DATASET CONTENT Start Marker

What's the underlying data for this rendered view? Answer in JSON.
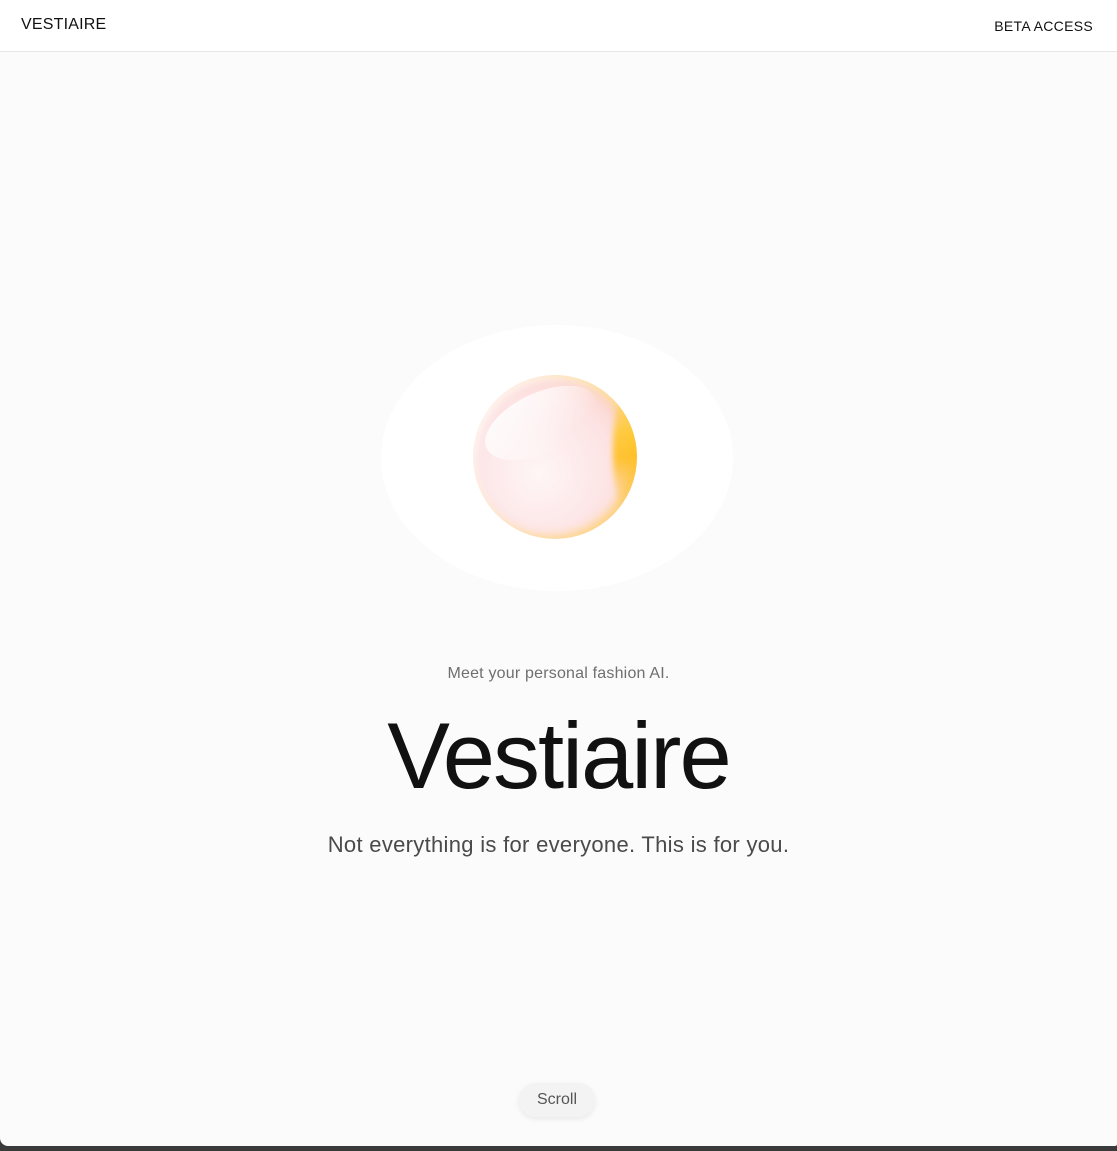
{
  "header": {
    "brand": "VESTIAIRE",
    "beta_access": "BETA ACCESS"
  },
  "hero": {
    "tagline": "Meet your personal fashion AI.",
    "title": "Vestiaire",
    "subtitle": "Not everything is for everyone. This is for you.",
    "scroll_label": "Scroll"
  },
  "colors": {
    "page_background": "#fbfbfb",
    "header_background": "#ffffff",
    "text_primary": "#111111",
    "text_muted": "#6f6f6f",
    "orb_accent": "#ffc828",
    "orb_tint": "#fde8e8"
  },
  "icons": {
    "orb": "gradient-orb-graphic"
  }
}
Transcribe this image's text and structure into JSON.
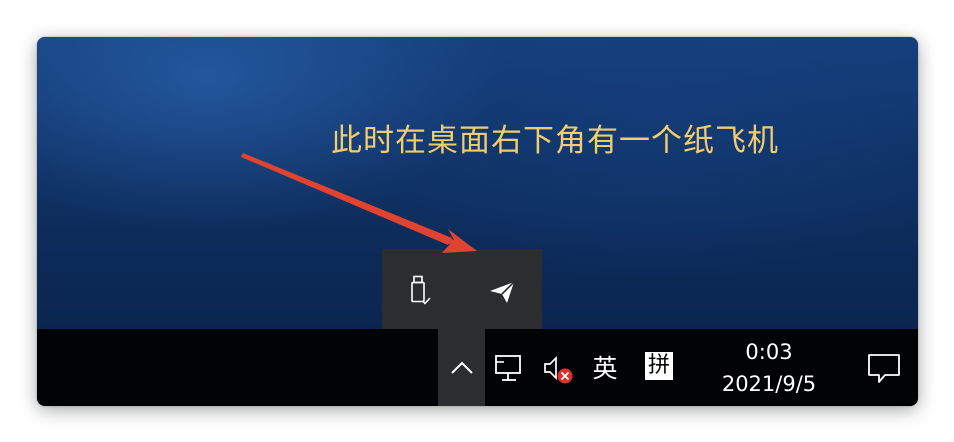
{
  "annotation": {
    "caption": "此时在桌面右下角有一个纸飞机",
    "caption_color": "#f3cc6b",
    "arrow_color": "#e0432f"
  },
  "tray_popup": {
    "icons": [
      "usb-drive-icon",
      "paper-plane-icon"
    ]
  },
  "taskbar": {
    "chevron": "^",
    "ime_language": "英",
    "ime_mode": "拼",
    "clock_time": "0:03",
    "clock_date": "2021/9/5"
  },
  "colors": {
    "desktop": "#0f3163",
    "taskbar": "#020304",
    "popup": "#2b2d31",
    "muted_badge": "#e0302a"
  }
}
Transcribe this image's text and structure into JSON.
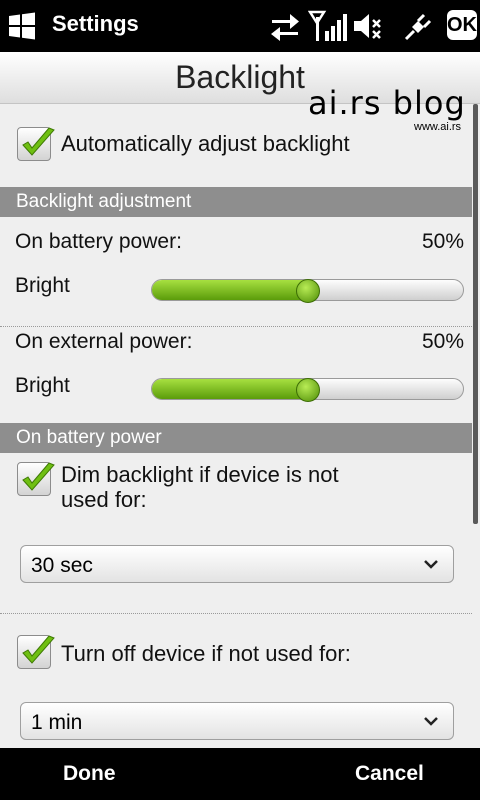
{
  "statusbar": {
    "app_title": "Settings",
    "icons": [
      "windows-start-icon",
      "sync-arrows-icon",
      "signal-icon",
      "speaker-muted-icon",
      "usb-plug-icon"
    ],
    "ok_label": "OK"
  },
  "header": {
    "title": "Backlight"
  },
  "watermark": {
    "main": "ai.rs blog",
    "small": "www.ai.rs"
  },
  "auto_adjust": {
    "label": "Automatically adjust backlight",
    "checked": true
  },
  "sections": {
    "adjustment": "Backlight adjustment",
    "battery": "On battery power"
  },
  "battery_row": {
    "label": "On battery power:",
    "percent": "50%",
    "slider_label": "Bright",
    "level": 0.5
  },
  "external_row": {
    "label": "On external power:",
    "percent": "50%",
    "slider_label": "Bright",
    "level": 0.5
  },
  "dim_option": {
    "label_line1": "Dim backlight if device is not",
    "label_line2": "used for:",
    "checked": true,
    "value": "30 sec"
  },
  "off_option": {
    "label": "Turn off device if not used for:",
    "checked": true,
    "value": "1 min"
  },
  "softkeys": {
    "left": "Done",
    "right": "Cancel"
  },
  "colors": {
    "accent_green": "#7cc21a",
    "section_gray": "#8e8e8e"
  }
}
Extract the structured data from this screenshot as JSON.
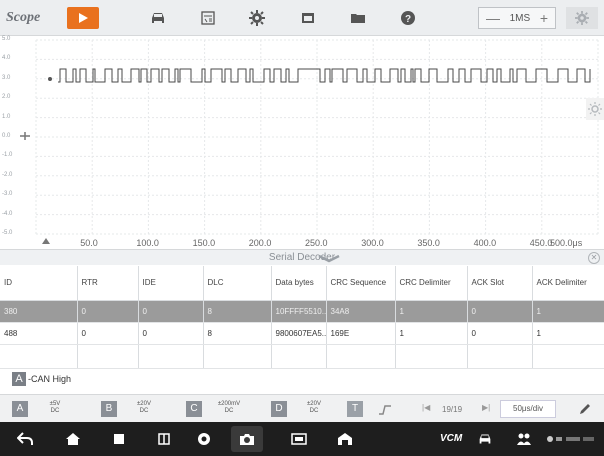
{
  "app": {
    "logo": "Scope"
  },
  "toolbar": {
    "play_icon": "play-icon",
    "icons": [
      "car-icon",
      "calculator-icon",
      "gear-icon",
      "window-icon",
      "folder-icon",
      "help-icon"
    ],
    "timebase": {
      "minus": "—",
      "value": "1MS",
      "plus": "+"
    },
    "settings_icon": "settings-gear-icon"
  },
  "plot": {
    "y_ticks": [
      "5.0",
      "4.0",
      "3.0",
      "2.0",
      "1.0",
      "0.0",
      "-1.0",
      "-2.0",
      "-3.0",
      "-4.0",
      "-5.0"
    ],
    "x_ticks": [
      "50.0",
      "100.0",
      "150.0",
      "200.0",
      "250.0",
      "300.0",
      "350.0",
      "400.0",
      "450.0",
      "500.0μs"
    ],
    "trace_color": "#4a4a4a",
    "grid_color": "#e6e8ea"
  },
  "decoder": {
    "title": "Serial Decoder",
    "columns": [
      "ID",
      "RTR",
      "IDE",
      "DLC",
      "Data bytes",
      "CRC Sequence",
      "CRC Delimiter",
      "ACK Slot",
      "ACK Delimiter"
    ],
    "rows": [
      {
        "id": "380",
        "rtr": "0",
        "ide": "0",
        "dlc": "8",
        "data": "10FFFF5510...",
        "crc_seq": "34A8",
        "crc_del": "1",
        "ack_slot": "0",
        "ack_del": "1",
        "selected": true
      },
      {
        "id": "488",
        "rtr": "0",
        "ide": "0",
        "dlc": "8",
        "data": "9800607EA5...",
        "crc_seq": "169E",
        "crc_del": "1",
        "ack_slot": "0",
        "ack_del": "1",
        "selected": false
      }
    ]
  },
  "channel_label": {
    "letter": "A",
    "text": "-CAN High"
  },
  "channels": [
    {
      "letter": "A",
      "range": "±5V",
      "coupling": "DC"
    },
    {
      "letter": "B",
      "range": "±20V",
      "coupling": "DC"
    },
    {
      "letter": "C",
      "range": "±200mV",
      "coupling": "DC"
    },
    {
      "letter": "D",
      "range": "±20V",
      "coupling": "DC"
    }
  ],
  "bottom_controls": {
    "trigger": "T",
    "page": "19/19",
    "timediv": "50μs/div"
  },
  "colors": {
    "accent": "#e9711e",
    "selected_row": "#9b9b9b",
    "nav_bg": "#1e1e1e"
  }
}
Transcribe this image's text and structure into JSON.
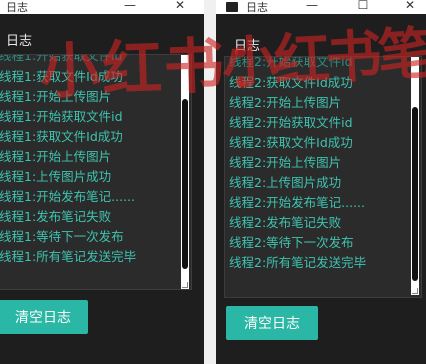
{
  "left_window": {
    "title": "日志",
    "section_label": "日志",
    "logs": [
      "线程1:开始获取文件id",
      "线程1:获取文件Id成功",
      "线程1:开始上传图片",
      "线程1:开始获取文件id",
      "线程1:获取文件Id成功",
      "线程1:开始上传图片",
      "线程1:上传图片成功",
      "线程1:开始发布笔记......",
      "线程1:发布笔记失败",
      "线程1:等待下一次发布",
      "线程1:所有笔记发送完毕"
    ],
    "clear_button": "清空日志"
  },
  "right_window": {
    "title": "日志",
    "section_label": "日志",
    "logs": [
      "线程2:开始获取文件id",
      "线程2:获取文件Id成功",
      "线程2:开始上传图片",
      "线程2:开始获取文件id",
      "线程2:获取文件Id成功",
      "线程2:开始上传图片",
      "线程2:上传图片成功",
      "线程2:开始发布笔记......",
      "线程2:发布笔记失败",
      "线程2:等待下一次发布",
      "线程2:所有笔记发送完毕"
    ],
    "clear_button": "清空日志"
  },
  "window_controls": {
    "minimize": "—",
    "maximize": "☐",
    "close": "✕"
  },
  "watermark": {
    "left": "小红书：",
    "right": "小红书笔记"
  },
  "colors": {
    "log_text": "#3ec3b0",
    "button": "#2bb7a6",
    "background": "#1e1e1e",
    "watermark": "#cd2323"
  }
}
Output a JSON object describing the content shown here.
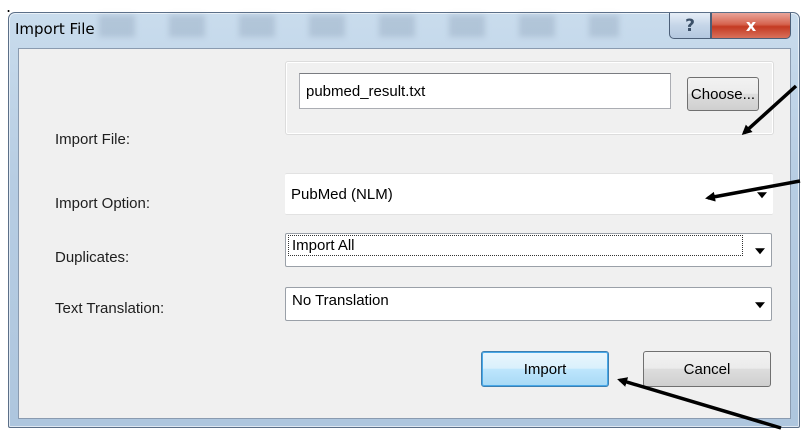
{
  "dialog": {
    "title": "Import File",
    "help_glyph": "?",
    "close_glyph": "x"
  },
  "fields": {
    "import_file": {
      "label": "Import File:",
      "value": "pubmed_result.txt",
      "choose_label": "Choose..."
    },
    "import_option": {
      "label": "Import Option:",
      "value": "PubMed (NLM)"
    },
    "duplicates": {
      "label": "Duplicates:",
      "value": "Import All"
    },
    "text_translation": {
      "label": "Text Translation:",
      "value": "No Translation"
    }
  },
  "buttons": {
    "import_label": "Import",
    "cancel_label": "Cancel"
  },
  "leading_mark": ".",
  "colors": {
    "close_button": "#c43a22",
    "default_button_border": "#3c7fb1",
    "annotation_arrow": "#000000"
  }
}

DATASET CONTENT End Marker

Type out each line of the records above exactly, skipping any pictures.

> [ANSWER FOR THIS EXERCISE]
What's the underlying data for this rendered view? Answer in JSON.
{
  "header": {
    "brand": "VESTIAIRE",
    "beta_access": "BETA ACCESS"
  },
  "hero": {
    "tagline": "Meet your personal fashion AI.",
    "title": "Vestiaire",
    "subtitle": "Not everything is for everyone. This is for you.",
    "scroll_label": "Scroll"
  },
  "colors": {
    "page_background": "#fbfbfb",
    "header_background": "#ffffff",
    "text_primary": "#111111",
    "text_muted": "#6f6f6f",
    "orb_accent": "#ffc828",
    "orb_tint": "#fde8e8"
  },
  "icons": {
    "orb": "gradient-orb-graphic"
  }
}
Transcribe this image's text and structure into JSON.
{
  "annotation": {
    "caption": "此时在桌面右下角有一个纸飞机",
    "caption_color": "#f3cc6b",
    "arrow_color": "#e0432f"
  },
  "tray_popup": {
    "icons": [
      "usb-drive-icon",
      "paper-plane-icon"
    ]
  },
  "taskbar": {
    "chevron": "^",
    "ime_language": "英",
    "ime_mode": "拼",
    "clock_time": "0:03",
    "clock_date": "2021/9/5"
  },
  "colors": {
    "desktop": "#0f3163",
    "taskbar": "#020304",
    "popup": "#2b2d31",
    "muted_badge": "#e0302a"
  }
}
Transcribe this image's text and structure into JSON.
{
  "statusbar": {
    "app_title": "Settings",
    "icons": [
      "windows-start-icon",
      "sync-arrows-icon",
      "signal-icon",
      "speaker-muted-icon",
      "usb-plug-icon"
    ],
    "ok_label": "OK"
  },
  "header": {
    "title": "Backlight"
  },
  "watermark": {
    "main": "ai.rs blog",
    "small": "www.ai.rs"
  },
  "auto_adjust": {
    "label": "Automatically adjust backlight",
    "checked": true
  },
  "sections": {
    "adjustment": "Backlight adjustment",
    "battery": "On battery power"
  },
  "battery_row": {
    "label": "On battery power:",
    "percent": "50%",
    "slider_label": "Bright",
    "level": 0.5
  },
  "external_row": {
    "label": "On external power:",
    "percent": "50%",
    "slider_label": "Bright",
    "level": 0.5
  },
  "dim_option": {
    "label_line1": "Dim backlight if device is not",
    "label_line2": "used for:",
    "checked": true,
    "value": "30 sec"
  },
  "off_option": {
    "label": "Turn off device if not used for:",
    "checked": true,
    "value": "1 min"
  },
  "softkeys": {
    "left": "Done",
    "right": "Cancel"
  },
  "colors": {
    "accent_green": "#7cc21a",
    "section_gray": "#8e8e8e"
  }
}
Extract the structured data from this screenshot as JSON.
{
  "app": {
    "logo": "Scope"
  },
  "toolbar": {
    "play_icon": "play-icon",
    "icons": [
      "car-icon",
      "calculator-icon",
      "gear-icon",
      "window-icon",
      "folder-icon",
      "help-icon"
    ],
    "timebase": {
      "minus": "—",
      "value": "1MS",
      "plus": "+"
    },
    "settings_icon": "settings-gear-icon"
  },
  "plot": {
    "y_ticks": [
      "5.0",
      "4.0",
      "3.0",
      "2.0",
      "1.0",
      "0.0",
      "-1.0",
      "-2.0",
      "-3.0",
      "-4.0",
      "-5.0"
    ],
    "x_ticks": [
      "50.0",
      "100.0",
      "150.0",
      "200.0",
      "250.0",
      "300.0",
      "350.0",
      "400.0",
      "450.0",
      "500.0μs"
    ],
    "trace_color": "#4a4a4a",
    "grid_color": "#e6e8ea"
  },
  "decoder": {
    "title": "Serial Decoder",
    "columns": [
      "ID",
      "RTR",
      "IDE",
      "DLC",
      "Data bytes",
      "CRC Sequence",
      "CRC Delimiter",
      "ACK Slot",
      "ACK Delimiter"
    ],
    "rows": [
      {
        "id": "380",
        "rtr": "0",
        "ide": "0",
        "dlc": "8",
        "data": "10FFFF5510...",
        "crc_seq": "34A8",
        "crc_del": "1",
        "ack_slot": "0",
        "ack_del": "1",
        "selected": true
      },
      {
        "id": "488",
        "rtr": "0",
        "ide": "0",
        "dlc": "8",
        "data": "9800607EA5...",
        "crc_seq": "169E",
        "crc_del": "1",
        "ack_slot": "0",
        "ack_del": "1",
        "selected": false
      }
    ]
  },
  "channel_label": {
    "letter": "A",
    "text": "-CAN High"
  },
  "channels": [
    {
      "letter": "A",
      "range": "±5V",
      "coupling": "DC"
    },
    {
      "letter": "B",
      "range": "±20V",
      "coupling": "DC"
    },
    {
      "letter": "C",
      "range": "±200mV",
      "coupling": "DC"
    },
    {
      "letter": "D",
      "range": "±20V",
      "coupling": "DC"
    }
  ],
  "bottom_controls": {
    "trigger": "T",
    "page": "19/19",
    "timediv": "50μs/div"
  },
  "colors": {
    "accent": "#e9711e",
    "selected_row": "#9b9b9b",
    "nav_bg": "#1e1e1e"
  }
}
Transcribe this image's text and structure into JSON.
{
  "left_window": {
    "title": "日志",
    "section_label": "日志",
    "logs": [
      "线程1:开始获取文件id",
      "线程1:获取文件Id成功",
      "线程1:开始上传图片",
      "线程1:开始获取文件id",
      "线程1:获取文件Id成功",
      "线程1:开始上传图片",
      "线程1:上传图片成功",
      "线程1:开始发布笔记......",
      "线程1:发布笔记失败",
      "线程1:等待下一次发布",
      "线程1:所有笔记发送完毕"
    ],
    "clear_button": "清空日志"
  },
  "right_window": {
    "title": "日志",
    "section_label": "日志",
    "logs": [
      "线程2:开始获取文件id",
      "线程2:获取文件Id成功",
      "线程2:开始上传图片",
      "线程2:开始获取文件id",
      "线程2:获取文件Id成功",
      "线程2:开始上传图片",
      "线程2:上传图片成功",
      "线程2:开始发布笔记......",
      "线程2:发布笔记失败",
      "线程2:等待下一次发布",
      "线程2:所有笔记发送完毕"
    ],
    "clear_button": "清空日志"
  },
  "window_controls": {
    "minimize": "—",
    "maximize": "☐",
    "close": "✕"
  },
  "watermark": {
    "left": "小红书：",
    "right": "小红书笔记"
  },
  "colors": {
    "log_text": "#3ec3b0",
    "button": "#2bb7a6",
    "background": "#1e1e1e",
    "watermark": "#cd2323"
  }
}
Output a JSON object describing the content shown here.
{
  "dialog": {
    "title": "Import File",
    "help_glyph": "?",
    "close_glyph": "x"
  },
  "fields": {
    "import_file": {
      "label": "Import File:",
      "value": "pubmed_result.txt",
      "choose_label": "Choose..."
    },
    "import_option": {
      "label": "Import Option:",
      "value": "PubMed (NLM)"
    },
    "duplicates": {
      "label": "Duplicates:",
      "value": "Import All"
    },
    "text_translation": {
      "label": "Text Translation:",
      "value": "No Translation"
    }
  },
  "buttons": {
    "import_label": "Import",
    "cancel_label": "Cancel"
  },
  "leading_mark": ".",
  "colors": {
    "close_button": "#c43a22",
    "default_button_border": "#3c7fb1",
    "annotation_arrow": "#000000"
  }
}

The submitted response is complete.